OUR 2022 CATALOGUE IS NOW LIVE!!! Please note that we may not begin shipping orders for a few weeks. Additionally, we expect to add another few dozen items in a mid-February update — so stay tuned! We sincerely appreciate the overwhelming support you offer us year after year. Thank you!
EFN EXCLUSIVE. In 2018, EFN co-founder Dusty Hinz met planter breeder Telsing Andrews for the first time in person at the Organic Seed Conference in Corvallis, Oregon, after years of communicating online. Telsing is a kindred spirit from Ottawa, Ontario. She gave us seeds for this long-lived leaf-beet population from her. Her breeding goal was primarily focused on perenniality. She began with an open cross of mostly thin-petioled Beta vulgaris accessions known to be long-lived. Telsing is in USDA Zone 5, so this population has the potential to be extremely cold hardy. We assume this is especially the case where there is a lot of snow cover providing insulation.
How long can you expect these plants to live? We think 2-3 years is probably a good average for most of our customers, but longer is certainly possible. It probably will want to flower and go to seed, and you may want to play around with not allowing the plant to do this by continually cutting flower spikes off to encourage more leaf growth. But just because it flowers and goes to seed does not necessarily mean that the plant will die! Some will flower and keep on living, much like the perennial beet species Beta macrorhiza. It's worth mentioning that our friend Chris Homanics, in his efforts to breed perennial kale (see our 'Homesteader's Kaleidoscopic Perennial Kale Grex'), has sought to avoid breeding plants that no longer wants to produce true seed and instead can only be propagated by cuttings. We think this population should be approached in a similar way: breeding for perenniality without closing the door on the plant's ability to produce true seed.

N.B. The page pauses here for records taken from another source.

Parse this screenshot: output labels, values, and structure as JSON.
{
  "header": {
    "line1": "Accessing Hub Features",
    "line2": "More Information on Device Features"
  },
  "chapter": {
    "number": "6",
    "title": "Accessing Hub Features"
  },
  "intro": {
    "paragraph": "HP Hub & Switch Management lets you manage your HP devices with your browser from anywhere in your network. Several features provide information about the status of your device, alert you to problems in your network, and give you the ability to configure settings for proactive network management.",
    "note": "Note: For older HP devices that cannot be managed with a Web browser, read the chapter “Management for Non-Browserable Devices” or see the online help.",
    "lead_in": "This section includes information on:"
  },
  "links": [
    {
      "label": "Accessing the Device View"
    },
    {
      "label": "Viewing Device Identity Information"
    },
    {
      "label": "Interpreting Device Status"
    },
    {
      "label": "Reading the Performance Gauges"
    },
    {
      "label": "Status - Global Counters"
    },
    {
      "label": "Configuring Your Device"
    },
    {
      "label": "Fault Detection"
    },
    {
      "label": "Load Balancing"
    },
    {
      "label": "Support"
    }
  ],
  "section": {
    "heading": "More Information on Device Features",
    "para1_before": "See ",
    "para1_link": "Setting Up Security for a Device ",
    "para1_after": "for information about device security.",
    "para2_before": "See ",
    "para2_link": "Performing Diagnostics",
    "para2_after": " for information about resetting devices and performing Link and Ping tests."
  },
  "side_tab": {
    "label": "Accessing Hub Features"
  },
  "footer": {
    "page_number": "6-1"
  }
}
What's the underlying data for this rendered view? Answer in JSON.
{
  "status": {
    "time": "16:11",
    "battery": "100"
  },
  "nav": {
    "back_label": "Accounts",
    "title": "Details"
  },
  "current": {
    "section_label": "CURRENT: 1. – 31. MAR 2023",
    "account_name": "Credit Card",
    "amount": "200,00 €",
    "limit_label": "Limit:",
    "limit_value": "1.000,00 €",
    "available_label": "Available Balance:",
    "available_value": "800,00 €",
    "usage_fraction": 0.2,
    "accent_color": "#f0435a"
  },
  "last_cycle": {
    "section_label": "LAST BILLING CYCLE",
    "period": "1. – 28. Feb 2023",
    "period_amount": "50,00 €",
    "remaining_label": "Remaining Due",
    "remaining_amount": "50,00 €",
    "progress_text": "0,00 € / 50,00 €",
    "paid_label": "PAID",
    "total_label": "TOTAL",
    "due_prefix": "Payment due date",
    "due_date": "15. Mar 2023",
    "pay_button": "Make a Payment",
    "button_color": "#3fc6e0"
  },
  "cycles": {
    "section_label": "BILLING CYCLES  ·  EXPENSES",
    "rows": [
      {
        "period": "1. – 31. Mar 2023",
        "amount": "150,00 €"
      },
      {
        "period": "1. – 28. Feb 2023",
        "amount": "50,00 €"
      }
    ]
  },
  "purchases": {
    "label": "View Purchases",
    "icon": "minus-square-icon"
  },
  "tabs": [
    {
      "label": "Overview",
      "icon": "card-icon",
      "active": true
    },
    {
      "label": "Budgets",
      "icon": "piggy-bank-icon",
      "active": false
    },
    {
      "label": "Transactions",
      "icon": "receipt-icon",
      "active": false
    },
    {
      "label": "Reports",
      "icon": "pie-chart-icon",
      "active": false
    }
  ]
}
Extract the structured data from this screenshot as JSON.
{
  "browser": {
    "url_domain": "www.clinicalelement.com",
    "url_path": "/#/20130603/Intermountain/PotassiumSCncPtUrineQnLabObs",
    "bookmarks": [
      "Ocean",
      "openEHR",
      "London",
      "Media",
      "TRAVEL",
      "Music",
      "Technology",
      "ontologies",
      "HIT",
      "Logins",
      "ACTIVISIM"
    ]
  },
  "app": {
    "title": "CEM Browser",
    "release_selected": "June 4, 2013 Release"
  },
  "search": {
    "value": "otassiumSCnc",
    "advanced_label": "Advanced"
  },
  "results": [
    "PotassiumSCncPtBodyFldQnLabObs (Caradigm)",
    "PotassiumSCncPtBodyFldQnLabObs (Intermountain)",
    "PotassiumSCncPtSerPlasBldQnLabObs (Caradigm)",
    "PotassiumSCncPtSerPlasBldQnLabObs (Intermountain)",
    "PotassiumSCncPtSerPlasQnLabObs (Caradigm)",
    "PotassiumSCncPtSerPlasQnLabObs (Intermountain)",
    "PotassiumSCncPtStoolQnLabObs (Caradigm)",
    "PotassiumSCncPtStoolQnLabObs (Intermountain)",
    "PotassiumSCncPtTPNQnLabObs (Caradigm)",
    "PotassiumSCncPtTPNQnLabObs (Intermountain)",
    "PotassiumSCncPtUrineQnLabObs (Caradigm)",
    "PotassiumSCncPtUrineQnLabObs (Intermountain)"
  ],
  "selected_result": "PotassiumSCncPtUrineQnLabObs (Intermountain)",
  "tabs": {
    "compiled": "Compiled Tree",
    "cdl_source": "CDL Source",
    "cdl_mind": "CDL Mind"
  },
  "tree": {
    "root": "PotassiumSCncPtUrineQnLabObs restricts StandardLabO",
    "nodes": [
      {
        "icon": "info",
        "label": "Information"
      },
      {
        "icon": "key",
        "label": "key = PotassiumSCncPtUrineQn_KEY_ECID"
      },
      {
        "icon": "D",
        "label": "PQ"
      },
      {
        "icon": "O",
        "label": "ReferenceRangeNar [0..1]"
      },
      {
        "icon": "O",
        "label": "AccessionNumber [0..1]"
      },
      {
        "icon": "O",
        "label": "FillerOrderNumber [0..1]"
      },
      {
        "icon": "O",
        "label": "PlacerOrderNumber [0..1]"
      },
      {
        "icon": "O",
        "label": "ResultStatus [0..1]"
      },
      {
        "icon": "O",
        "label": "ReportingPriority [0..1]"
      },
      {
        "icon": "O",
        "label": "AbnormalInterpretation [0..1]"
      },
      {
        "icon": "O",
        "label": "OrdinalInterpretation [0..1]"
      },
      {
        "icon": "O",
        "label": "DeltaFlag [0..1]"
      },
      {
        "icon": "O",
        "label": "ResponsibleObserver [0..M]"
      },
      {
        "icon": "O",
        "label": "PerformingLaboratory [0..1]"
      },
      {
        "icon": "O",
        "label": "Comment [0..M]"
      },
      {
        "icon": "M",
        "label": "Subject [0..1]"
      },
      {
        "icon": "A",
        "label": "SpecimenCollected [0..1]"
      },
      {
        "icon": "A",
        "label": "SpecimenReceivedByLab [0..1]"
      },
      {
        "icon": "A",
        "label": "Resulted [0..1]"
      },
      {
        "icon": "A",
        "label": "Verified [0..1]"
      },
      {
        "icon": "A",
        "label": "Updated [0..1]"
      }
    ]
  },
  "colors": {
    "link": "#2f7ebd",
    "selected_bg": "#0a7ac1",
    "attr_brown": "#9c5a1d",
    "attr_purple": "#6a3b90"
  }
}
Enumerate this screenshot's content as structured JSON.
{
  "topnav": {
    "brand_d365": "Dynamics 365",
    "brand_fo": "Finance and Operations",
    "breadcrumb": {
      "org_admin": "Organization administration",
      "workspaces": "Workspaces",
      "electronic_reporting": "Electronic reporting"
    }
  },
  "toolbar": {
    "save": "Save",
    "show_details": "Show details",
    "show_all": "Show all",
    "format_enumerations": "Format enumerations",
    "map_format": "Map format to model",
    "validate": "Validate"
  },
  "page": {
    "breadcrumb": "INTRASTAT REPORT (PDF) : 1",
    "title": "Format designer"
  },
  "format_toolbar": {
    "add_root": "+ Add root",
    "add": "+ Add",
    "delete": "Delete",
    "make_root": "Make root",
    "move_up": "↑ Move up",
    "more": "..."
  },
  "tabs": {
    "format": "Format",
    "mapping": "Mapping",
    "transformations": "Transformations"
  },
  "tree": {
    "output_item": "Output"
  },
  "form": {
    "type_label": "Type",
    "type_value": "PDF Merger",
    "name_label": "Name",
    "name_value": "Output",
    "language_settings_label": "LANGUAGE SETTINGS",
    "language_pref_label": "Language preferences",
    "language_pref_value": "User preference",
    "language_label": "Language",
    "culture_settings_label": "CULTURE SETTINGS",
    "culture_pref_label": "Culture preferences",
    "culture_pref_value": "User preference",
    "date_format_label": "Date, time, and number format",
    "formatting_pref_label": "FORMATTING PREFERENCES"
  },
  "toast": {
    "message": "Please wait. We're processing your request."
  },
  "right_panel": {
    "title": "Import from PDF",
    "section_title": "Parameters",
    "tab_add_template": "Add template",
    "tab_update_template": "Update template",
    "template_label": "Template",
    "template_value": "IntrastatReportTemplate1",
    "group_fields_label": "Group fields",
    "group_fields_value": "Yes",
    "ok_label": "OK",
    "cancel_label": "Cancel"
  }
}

These plants will produce big, gnarly roots (some of which are no doubt tasty when small), and large crowns loaded with mainly green leaves. Please let us know they do for you — especially if you end up with extremely cold-hardy perennials!